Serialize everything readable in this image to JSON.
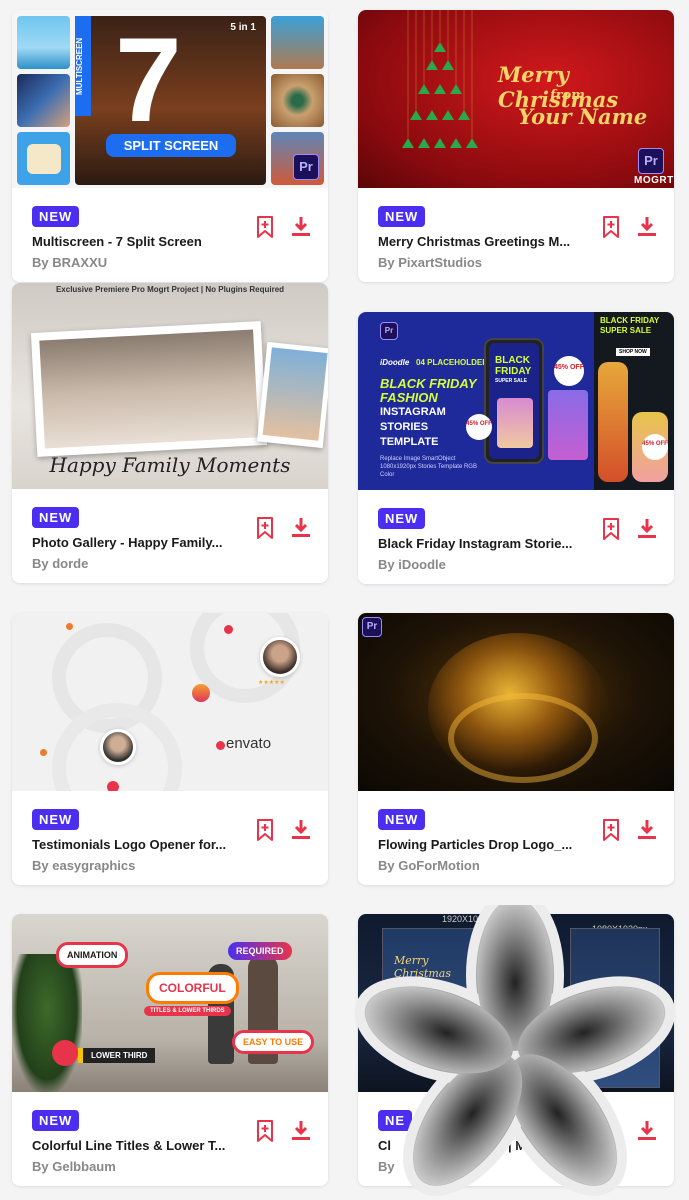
{
  "cards": [
    {
      "badge": "NEW",
      "title": "Multiscreen - 7 Split Screen",
      "author": "By BRAXXU",
      "art": {
        "big_number": "7",
        "label": "SPLIT SCREEN",
        "tag": "5 in 1",
        "side_text": "MULTISCREEN",
        "pr": "Pr"
      }
    },
    {
      "badge": "NEW",
      "title": "Merry Christmas Greetings M...",
      "author": "By PixartStudios",
      "art": {
        "line1": "Merry Christmas",
        "line2": "from",
        "line3": "Your Name",
        "pr": "Pr",
        "mogrt": "MOGRT"
      }
    },
    {
      "badge": "NEW",
      "title": "Photo Gallery - Happy Family...",
      "author": "By dorde",
      "art": {
        "header": "Exclusive Premiere Pro Mogrt Project | No Plugins Required",
        "script": "Happy Family Moments"
      }
    },
    {
      "badge": "NEW",
      "title": "Black Friday Instagram Storie...",
      "author": "By iDoodle",
      "art": {
        "pr": "Pr",
        "brand": "iDoodle",
        "placeholder": "04 PLACEHOLDER",
        "headline1": "BLACK FRIDAY",
        "headline2": "FASHION",
        "sub1": "INSTAGRAM",
        "sub2": "STORIES",
        "sub3": "TEMPLATE",
        "small": "Replace Image SmartObject 1080x1920px Stories Template RGB Color",
        "phone1": "BLACK",
        "phone2": "FRIDAY",
        "phone3": "SUPER SALE",
        "shop": "SHOP NOW",
        "off": "45% OFF",
        "sale": "BLACK FRIDAY SUPER SALE"
      }
    },
    {
      "badge": "NEW",
      "title": "Testimonials Logo Opener for...",
      "author": "By easygraphics",
      "art": {
        "logo": "envato",
        "stars": "★★★★★"
      }
    },
    {
      "badge": "NEW",
      "title": "Flowing Particles Drop Logo_...",
      "author": "By GoForMotion",
      "art": {
        "pr": "Pr"
      }
    },
    {
      "badge": "NEW",
      "title": "Colorful Line Titles & Lower T...",
      "author": "By Gelbbaum",
      "art": {
        "t1": "ANIMATION",
        "t2": "COLORFUL",
        "t3": "TITLES & LOWER THIRDS",
        "t4": "REQUIRED",
        "t5": "EASY TO USE",
        "t6": "LOWER THIRD"
      }
    },
    {
      "badge": "NE",
      "title": "Cl",
      "title_end": "| M",
      "author": "By",
      "art": {
        "dim1": "1920X1080",
        "dim2": "1080X1920px",
        "script": "Merry Christmas"
      }
    }
  ],
  "colors": {
    "badge": "#4b2ef0",
    "action": "#e8344a",
    "bg": "#f4f4f5"
  }
}
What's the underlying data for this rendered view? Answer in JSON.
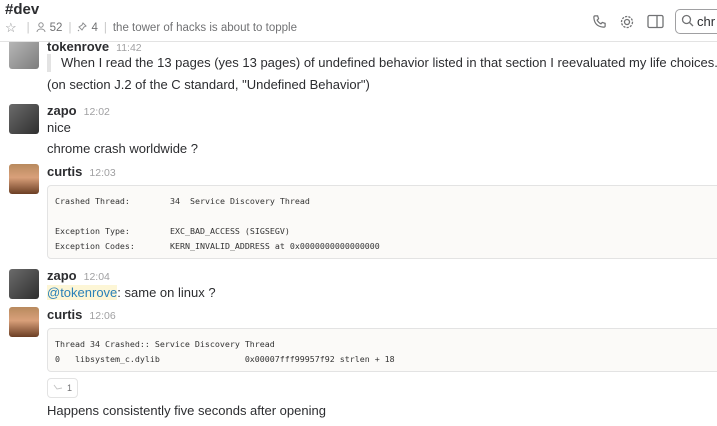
{
  "header": {
    "channel": "#dev",
    "members": "52",
    "pins": "4",
    "topic": "the tower of hacks is about to topple",
    "search_value": "chr"
  },
  "messages": [
    {
      "sender": "tokenrove",
      "time": "11:42",
      "quote": "When I read the 13 pages (yes 13 pages) of undefined behavior listed in that section I reevaluated my life choices.",
      "text": "(on section J.2 of the C standard, \"Undefined Behavior\")"
    },
    {
      "sender": "zapo",
      "time": "12:02",
      "lines": [
        "nice",
        "chrome crash worldwide ?"
      ]
    },
    {
      "sender": "curtis",
      "time": "12:03",
      "code": [
        [
          "Crashed Thread:",
          "34  Service Discovery Thread"
        ],
        [
          "",
          ""
        ],
        [
          "Exception Type:",
          "EXC_BAD_ACCESS (SIGSEGV)"
        ],
        [
          "Exception Codes:",
          "KERN_INVALID_ADDRESS at 0x0000000000000000"
        ]
      ]
    },
    {
      "sender": "zapo",
      "time": "12:04",
      "mention": "@tokenrove",
      "text": ": same on linux ?"
    },
    {
      "sender": "curtis",
      "time": "12:06",
      "code": [
        "Thread 34 Crashed:: Service Discovery Thread",
        "0   libsystem_c.dylib                 0x00007fff99957f92 strlen + 18"
      ],
      "reaction_count": "1",
      "text": "Happens consistently five seconds after opening"
    }
  ]
}
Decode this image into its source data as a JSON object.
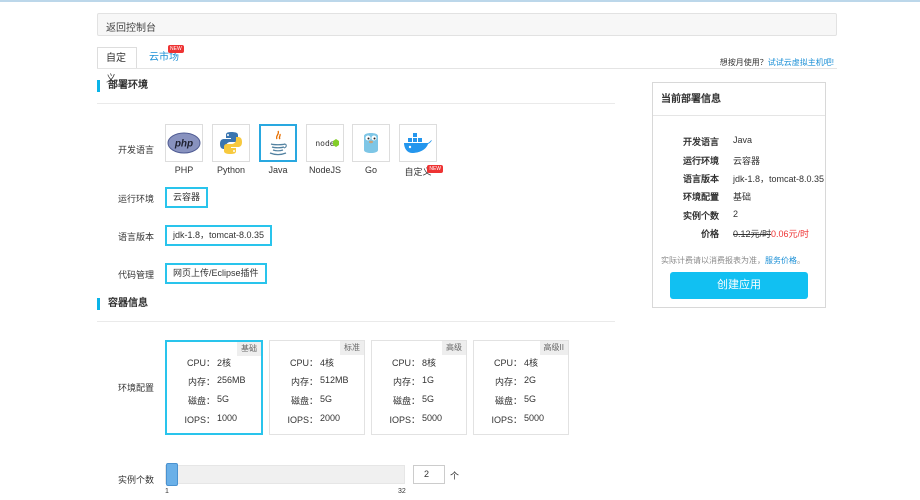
{
  "back_bar": {
    "label": "返回控制台"
  },
  "tabs": [
    {
      "label": "自定义"
    },
    {
      "label": "云市场",
      "badge": "NEW"
    }
  ],
  "monthly": {
    "prefix": "想按月使用？",
    "link": "试试云虚拟主机吧!"
  },
  "sections": {
    "deploy_env": "部署环境",
    "container_info": "容器信息"
  },
  "deploy": {
    "language_label": "开发语言",
    "languages": [
      {
        "name": "PHP",
        "icon": "php-icon"
      },
      {
        "name": "Python",
        "icon": "python-icon"
      },
      {
        "name": "Java",
        "icon": "java-icon",
        "selected": true
      },
      {
        "name": "NodeJS",
        "icon": "nodejs-icon"
      },
      {
        "name": "Go",
        "icon": "go-icon"
      },
      {
        "name": "自定义",
        "icon": "docker-icon",
        "badge": "NEW"
      }
    ],
    "runtime_label": "运行环境",
    "runtime_value": "云容器",
    "version_label": "语言版本",
    "version_value": "jdk-1.8，tomcat-8.0.35",
    "code_label": "代码管理",
    "code_value": "网页上传/Eclipse插件"
  },
  "container": {
    "env_label": "环境配置",
    "cards": [
      {
        "tag": "基础",
        "cpu": "2核",
        "mem": "256MB",
        "disk": "5G",
        "iops": "1000",
        "selected": true
      },
      {
        "tag": "标准",
        "cpu": "4核",
        "mem": "512MB",
        "disk": "5G",
        "iops": "2000"
      },
      {
        "tag": "高级",
        "cpu": "8核",
        "mem": "1G",
        "disk": "5G",
        "iops": "5000"
      },
      {
        "tag": "高级II",
        "cpu": "4核",
        "mem": "2G",
        "disk": "5G",
        "iops": "5000"
      }
    ],
    "spec_keys": {
      "cpu": "CPU：",
      "mem": "内存：",
      "disk": "磁盘：",
      "iops": "IOPS："
    },
    "count_label": "实例个数",
    "slider_min": "1",
    "slider_max": "32",
    "count_value": "2",
    "count_unit": "个"
  },
  "summary": {
    "title": "当前部署信息",
    "rows": [
      {
        "k": "开发语言",
        "v": "Java"
      },
      {
        "k": "运行环境",
        "v": "云容器"
      },
      {
        "k": "语言版本",
        "v": "jdk-1.8，tomcat-8.0.35"
      },
      {
        "k": "环境配置",
        "v": "基础"
      },
      {
        "k": "实例个数",
        "v": "2"
      }
    ],
    "price_label": "价格",
    "price_old": "0.12元/时",
    "price_new": "0.06元/时",
    "note_prefix": "实际计费请以消费报表为准，",
    "note_link": "服务价格",
    "note_suffix": "。",
    "create_label": "创建应用"
  },
  "colors": {
    "accent": "#11c0f2",
    "link": "#1a8fd6",
    "selected_border": "#29c4ec",
    "price_red": "#e33333"
  }
}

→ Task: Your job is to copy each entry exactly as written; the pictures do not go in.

→ Problem solution:
Serialize everything readable in this image to JSON.
{
  "cards": [
    {
      "badge": "NEW",
      "title": "Multiscreen - 7 Split Screen",
      "author": "By BRAXXU",
      "art": {
        "big_number": "7",
        "label": "SPLIT SCREEN",
        "tag": "5 in 1",
        "side_text": "MULTISCREEN",
        "pr": "Pr"
      }
    },
    {
      "badge": "NEW",
      "title": "Merry Christmas Greetings M...",
      "author": "By PixartStudios",
      "art": {
        "line1": "Merry Christmas",
        "line2": "from",
        "line3": "Your Name",
        "pr": "Pr",
        "mogrt": "MOGRT"
      }
    },
    {
      "badge": "NEW",
      "title": "Photo Gallery - Happy Family...",
      "author": "By dorde",
      "art": {
        "header": "Exclusive Premiere Pro Mogrt Project | No Plugins Required",
        "script": "Happy Family Moments"
      }
    },
    {
      "badge": "NEW",
      "title": "Black Friday Instagram Storie...",
      "author": "By iDoodle",
      "art": {
        "pr": "Pr",
        "brand": "iDoodle",
        "placeholder": "04 PLACEHOLDER",
        "headline1": "BLACK FRIDAY",
        "headline2": "FASHION",
        "sub1": "INSTAGRAM",
        "sub2": "STORIES",
        "sub3": "TEMPLATE",
        "small": "Replace Image SmartObject 1080x1920px Stories Template RGB Color",
        "phone1": "BLACK",
        "phone2": "FRIDAY",
        "phone3": "SUPER SALE",
        "shop": "SHOP NOW",
        "off": "45% OFF",
        "sale": "BLACK FRIDAY SUPER SALE"
      }
    },
    {
      "badge": "NEW",
      "title": "Testimonials Logo Opener for...",
      "author": "By easygraphics",
      "art": {
        "logo": "envato",
        "stars": "★★★★★"
      }
    },
    {
      "badge": "NEW",
      "title": "Flowing Particles Drop Logo_...",
      "author": "By GoForMotion",
      "art": {
        "pr": "Pr"
      }
    },
    {
      "badge": "NEW",
      "title": "Colorful Line Titles & Lower T...",
      "author": "By Gelbbaum",
      "art": {
        "t1": "ANIMATION",
        "t2": "COLORFUL",
        "t3": "TITLES & LOWER THIRDS",
        "t4": "REQUIRED",
        "t5": "EASY TO USE",
        "t6": "LOWER THIRD"
      }
    },
    {
      "badge": "NE",
      "title": "Cl",
      "title_end": "| M",
      "author": "By",
      "art": {
        "dim1": "1920X1080",
        "dim2": "1080X1920px",
        "script": "Merry Christmas"
      }
    }
  ],
  "colors": {
    "badge": "#4b2ef0",
    "action": "#e8344a",
    "bg": "#f4f4f5"
  }
}
What's the underlying data for this rendered view? Answer in JSON.
{
  "header": {
    "channel": "#dev",
    "members": "52",
    "pins": "4",
    "topic": "the tower of hacks is about to topple",
    "search_value": "chr"
  },
  "messages": [
    {
      "sender": "tokenrove",
      "time": "11:42",
      "quote": "When I read the 13 pages (yes 13 pages) of undefined behavior listed in that section I reevaluated my life choices.",
      "text": "(on section J.2 of the C standard, \"Undefined Behavior\")"
    },
    {
      "sender": "zapo",
      "time": "12:02",
      "lines": [
        "nice",
        "chrome crash worldwide ?"
      ]
    },
    {
      "sender": "curtis",
      "time": "12:03",
      "code": [
        [
          "Crashed Thread:",
          "34  Service Discovery Thread"
        ],
        [
          "",
          ""
        ],
        [
          "Exception Type:",
          "EXC_BAD_ACCESS (SIGSEGV)"
        ],
        [
          "Exception Codes:",
          "KERN_INVALID_ADDRESS at 0x0000000000000000"
        ]
      ]
    },
    {
      "sender": "zapo",
      "time": "12:04",
      "mention": "@tokenrove",
      "text": ": same on linux ?"
    },
    {
      "sender": "curtis",
      "time": "12:06",
      "code": [
        "Thread 34 Crashed:: Service Discovery Thread",
        "0   libsystem_c.dylib                 0x00007fff99957f92 strlen + 18"
      ],
      "reaction_count": "1",
      "text": "Happens consistently five seconds after opening"
    }
  ]
}
Decode this image into its source data as a JSON object.
{
  "back_bar": {
    "label": "返回控制台"
  },
  "tabs": [
    {
      "label": "自定义"
    },
    {
      "label": "云市场",
      "badge": "NEW"
    }
  ],
  "monthly": {
    "prefix": "想按月使用？",
    "link": "试试云虚拟主机吧!"
  },
  "sections": {
    "deploy_env": "部署环境",
    "container_info": "容器信息"
  },
  "deploy": {
    "language_label": "开发语言",
    "languages": [
      {
        "name": "PHP",
        "icon": "php-icon"
      },
      {
        "name": "Python",
        "icon": "python-icon"
      },
      {
        "name": "Java",
        "icon": "java-icon",
        "selected": true
      },
      {
        "name": "NodeJS",
        "icon": "nodejs-icon"
      },
      {
        "name": "Go",
        "icon": "go-icon"
      },
      {
        "name": "自定义",
        "icon": "docker-icon",
        "badge": "NEW"
      }
    ],
    "runtime_label": "运行环境",
    "runtime_value": "云容器",
    "version_label": "语言版本",
    "version_value": "jdk-1.8，tomcat-8.0.35",
    "code_label": "代码管理",
    "code_value": "网页上传/Eclipse插件"
  },
  "container": {
    "env_label": "环境配置",
    "cards": [
      {
        "tag": "基础",
        "cpu": "2核",
        "mem": "256MB",
        "disk": "5G",
        "iops": "1000",
        "selected": true
      },
      {
        "tag": "标准",
        "cpu": "4核",
        "mem": "512MB",
        "disk": "5G",
        "iops": "2000"
      },
      {
        "tag": "高级",
        "cpu": "8核",
        "mem": "1G",
        "disk": "5G",
        "iops": "5000"
      },
      {
        "tag": "高级II",
        "cpu": "4核",
        "mem": "2G",
        "disk": "5G",
        "iops": "5000"
      }
    ],
    "spec_keys": {
      "cpu": "CPU：",
      "mem": "内存：",
      "disk": "磁盘：",
      "iops": "IOPS："
    },
    "count_label": "实例个数",
    "slider_min": "1",
    "slider_max": "32",
    "count_value": "2",
    "count_unit": "个"
  },
  "summary": {
    "title": "当前部署信息",
    "rows": [
      {
        "k": "开发语言",
        "v": "Java"
      },
      {
        "k": "运行环境",
        "v": "云容器"
      },
      {
        "k": "语言版本",
        "v": "jdk-1.8，tomcat-8.0.35"
      },
      {
        "k": "环境配置",
        "v": "基础"
      },
      {
        "k": "实例个数",
        "v": "2"
      }
    ],
    "price_label": "价格",
    "price_old": "0.12元/时",
    "price_new": "0.06元/时",
    "note_prefix": "实际计费请以消费报表为准，",
    "note_link": "服务价格",
    "note_suffix": "。",
    "create_label": "创建应用"
  },
  "colors": {
    "accent": "#11c0f2",
    "link": "#1a8fd6",
    "selected_border": "#29c4ec",
    "price_red": "#e33333"
  }
}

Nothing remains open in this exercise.